Second, most deadline deals involve prospects and trading a prospect for established major-league talent that can help you this year is a better bet than hoping a prospect pans out. By their very nature, prospects are very sketchy. A top-10 prospect to start the season in 2010 can be out of the top 100 to start 2011. Obviously, there are some prospects that are more solid than others, but if a deal involves prospects, it is hard to assess what exactly it is you’re giving up. Who knows how a prospect will turn out? By being conservative and holding onto a guy who is raking in Single-A, rather than trading him to improve your team this year, you may be costing yourself a chance to win your league. Taking the chance now, while you’re in contention is worth it if your deal is involving players who haven’t established themselves at the major league level.

It goes without saying that this advice is subjective. Depending on how close you are in the standings, or what kind of players you have under contract, making too dramatic of a move may not be advisable. Generally, however, just like in real life, teams rarely have a chance to contend in consecutive years.
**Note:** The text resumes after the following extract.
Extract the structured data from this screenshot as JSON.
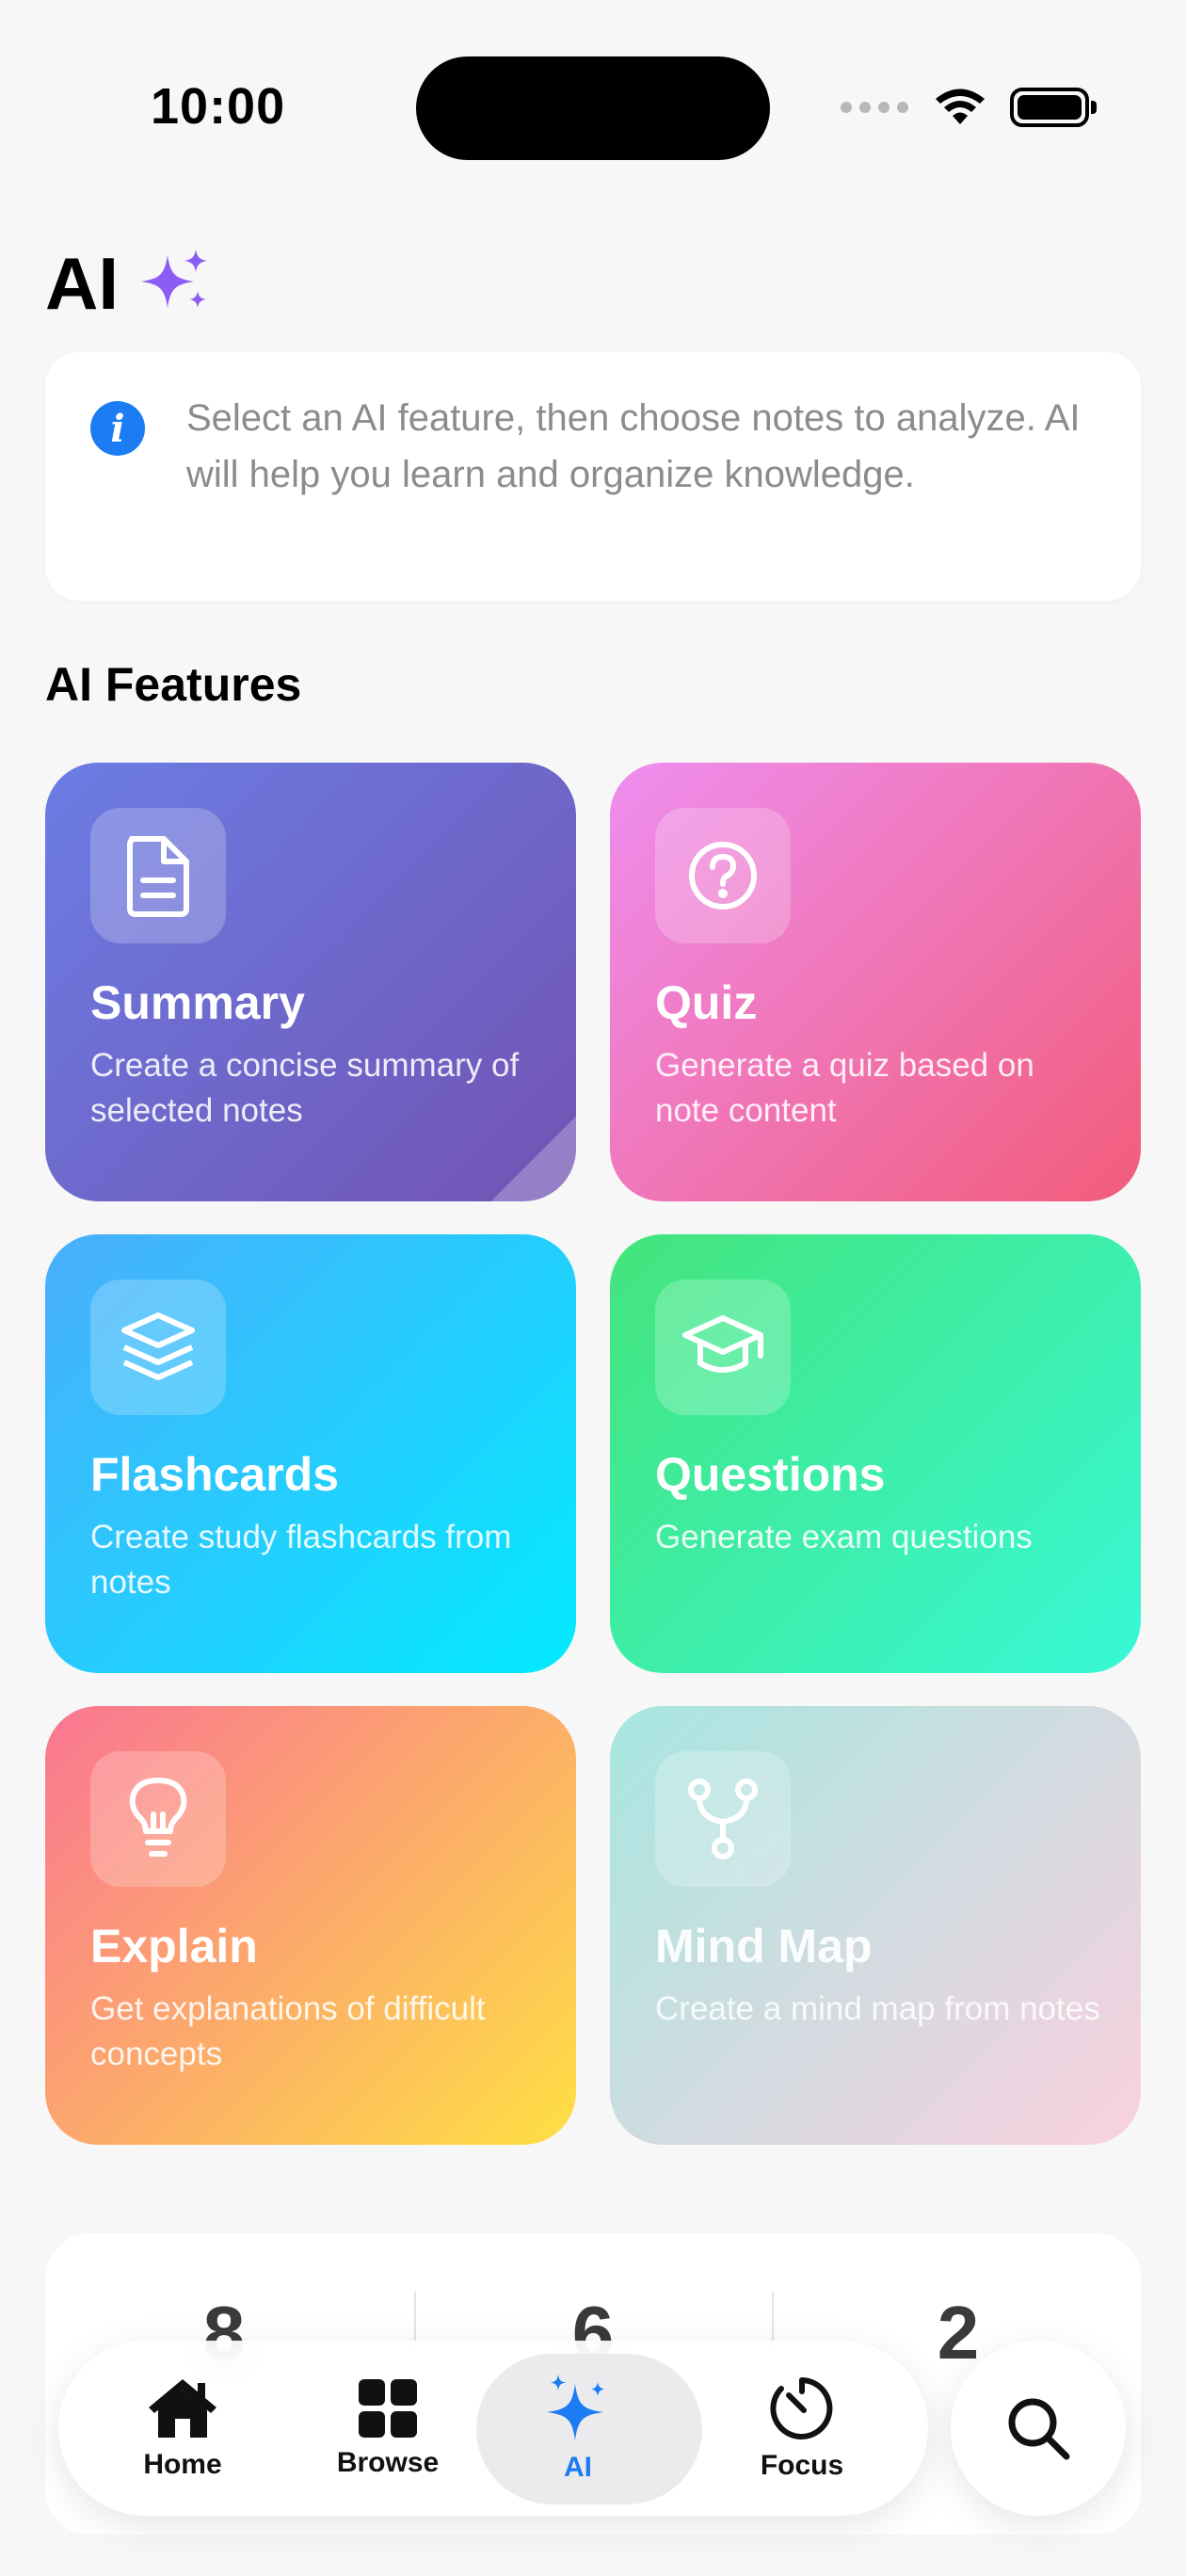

The chance to place in the money is rare and owners should take advantage of the opportunity when it presents itself.

Save for the Future (by Conan Hines)
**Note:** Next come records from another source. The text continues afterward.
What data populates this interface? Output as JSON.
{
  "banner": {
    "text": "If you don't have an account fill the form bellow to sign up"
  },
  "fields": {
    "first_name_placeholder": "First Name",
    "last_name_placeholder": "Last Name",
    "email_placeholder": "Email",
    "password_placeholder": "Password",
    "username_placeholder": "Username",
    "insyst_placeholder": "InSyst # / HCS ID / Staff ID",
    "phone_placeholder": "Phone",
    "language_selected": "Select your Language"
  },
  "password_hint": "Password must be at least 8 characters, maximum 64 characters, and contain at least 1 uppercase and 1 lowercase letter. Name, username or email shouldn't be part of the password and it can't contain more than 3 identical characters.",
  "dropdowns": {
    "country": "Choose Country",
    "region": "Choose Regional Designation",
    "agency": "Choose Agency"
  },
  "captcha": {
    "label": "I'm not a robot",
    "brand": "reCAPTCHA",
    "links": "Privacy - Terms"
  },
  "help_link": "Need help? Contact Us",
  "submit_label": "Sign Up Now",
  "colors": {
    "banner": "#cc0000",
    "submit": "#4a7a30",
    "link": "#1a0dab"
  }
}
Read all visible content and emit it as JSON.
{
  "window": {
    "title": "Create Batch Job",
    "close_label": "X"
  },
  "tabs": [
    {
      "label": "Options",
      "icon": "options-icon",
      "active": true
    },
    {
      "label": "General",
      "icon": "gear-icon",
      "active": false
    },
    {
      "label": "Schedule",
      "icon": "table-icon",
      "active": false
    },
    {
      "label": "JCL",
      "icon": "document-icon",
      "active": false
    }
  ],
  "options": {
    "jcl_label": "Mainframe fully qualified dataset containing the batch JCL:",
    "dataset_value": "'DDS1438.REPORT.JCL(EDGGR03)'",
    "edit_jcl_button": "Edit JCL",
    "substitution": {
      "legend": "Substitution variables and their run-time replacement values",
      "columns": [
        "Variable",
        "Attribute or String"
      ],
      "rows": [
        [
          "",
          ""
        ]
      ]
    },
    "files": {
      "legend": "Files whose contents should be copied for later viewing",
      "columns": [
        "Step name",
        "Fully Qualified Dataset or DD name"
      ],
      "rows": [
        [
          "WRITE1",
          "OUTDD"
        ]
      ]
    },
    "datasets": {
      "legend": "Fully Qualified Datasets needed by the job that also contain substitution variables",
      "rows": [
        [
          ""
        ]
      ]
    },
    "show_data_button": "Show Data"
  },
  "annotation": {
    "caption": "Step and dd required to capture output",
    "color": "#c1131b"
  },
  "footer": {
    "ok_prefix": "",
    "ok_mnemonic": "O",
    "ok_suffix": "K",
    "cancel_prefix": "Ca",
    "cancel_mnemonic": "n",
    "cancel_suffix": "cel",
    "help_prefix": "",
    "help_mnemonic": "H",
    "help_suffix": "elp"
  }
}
Prospects are prospects. Nothing more nothing less. In today’s fantasy market the biggest talk is about who the next big prospect will be. And usually I am quite happy to dish off the up-and-comers to owners who think they got the next Ryan Braun or Tim Lincecum, for a solid veteran contributor. With the trade deadline approaching in a lot of leagues (for our purposes, keeper and dynasty leagues), those teams in contention are feverishly deciding whether or not to trade a “rising star” for that veteran boost. My advice, contrary to my usual thought process, is NOT SO FAST!

The time to trade your Domonic Brown chip Jayson Werth or Nelson Cruz was over a month ago. If you’re in a Roto league, the time to trade is always now. Every day wasted not making a trade, is a day closer to making the trade less worthwhile. Right now we are 75% through the season, which means your stats will only realize a slight boost from good fantasy players. If your team is on pace to throw 1600 innings, what actual good can Ricky Nolasco do for your squad? He’ll add some strikeouts and maybe an additional win from what you currently have, but not much else.
As much as I loathe prospect-hype, I still realize there is value to be had. Unless you can pry Josh Johnson or Miguel Cabrera away from a sucker, there’s no real point in giving up a top prospect at this stage of the game. Yes, you want to win, but you want to win championships – plural. Flags fly forever… Ok. Tell that to the Arizona Diamondbacks. Believe me, even if you win your league, it is no fun mulling around in the basement the next few years because you gave up a prime and controllable prospect.

If you need coveted commodities such as steals or saves, I can see giving up a low minors guy, or an older minor leaguer whose ceiling is capped. But remember, just because you are doing well in the power categories, doesn’t mean you can now trade for Juan Pierre or Coco Crisp and take Paul Konerko out of your lineup. You still have to maintain production unless you built up a substantial lead. Yeah, you may gain a few points in steals or saves, but you might also end up losing ground in other categories. Now you’re back to square one.

The last thing to remember is because there’s only a month and a half of ball left, means a very good player could very well not be as productive as you might have hoped. If your new acquisition falls into a slump or has a few bumpy starts, you could very well be back at square one. Although, you’re not really back at square one, you’re worse off because now your top prospect is gone. I really believe you need at least two months (if not longer) to feel comfortable making the move.

So if you can’t get Roy Halladay or Hanley Ramirez for a reasonable price, my suggestion is to stand pat. Continue to scour the waiver wire for the hot bats and arms and make due. It’s a good time to do it since other owners who are out of the race are probably spending less time competing with you for those players.